» Problem statement
Go through the entries below and say how many lines hold the word "Development". Nothing else is needed.

» Data supplied
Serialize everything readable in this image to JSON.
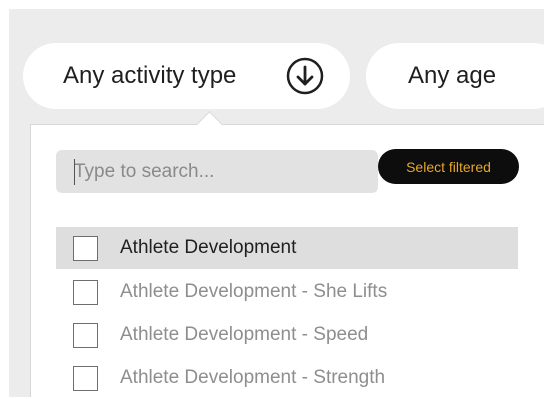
{
  "filters": {
    "activity_label": "Any activity type",
    "activity_icon": "arrow-down-circle-icon",
    "age_label": "Any age"
  },
  "dropdown": {
    "search_placeholder": "Type to search...",
    "select_filtered_label": "Select filtered",
    "options": [
      {
        "label": "Athlete Development",
        "checked": false,
        "highlighted": true
      },
      {
        "label": "Athlete Development - She Lifts",
        "checked": false
      },
      {
        "label": "Athlete Development - Speed",
        "checked": false
      },
      {
        "label": "Athlete Development - Strength",
        "checked": false
      }
    ]
  },
  "colors": {
    "background": "#ececec",
    "pill": "#ffffff",
    "button_bg": "#0d0d0d",
    "button_text": "#e6a72a",
    "highlight_row": "#dedede"
  }
}
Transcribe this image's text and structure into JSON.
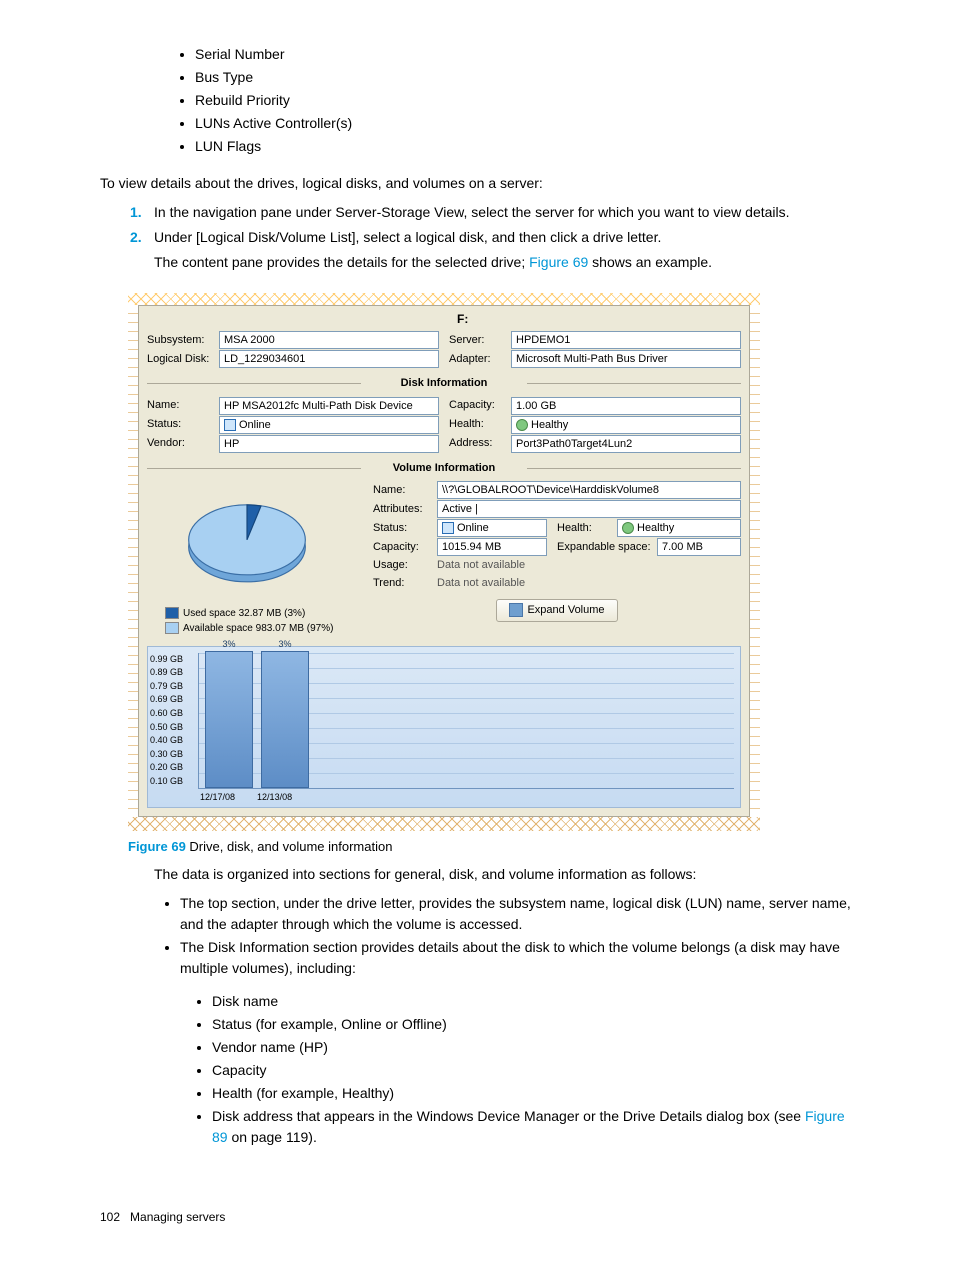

» Exercise answer
4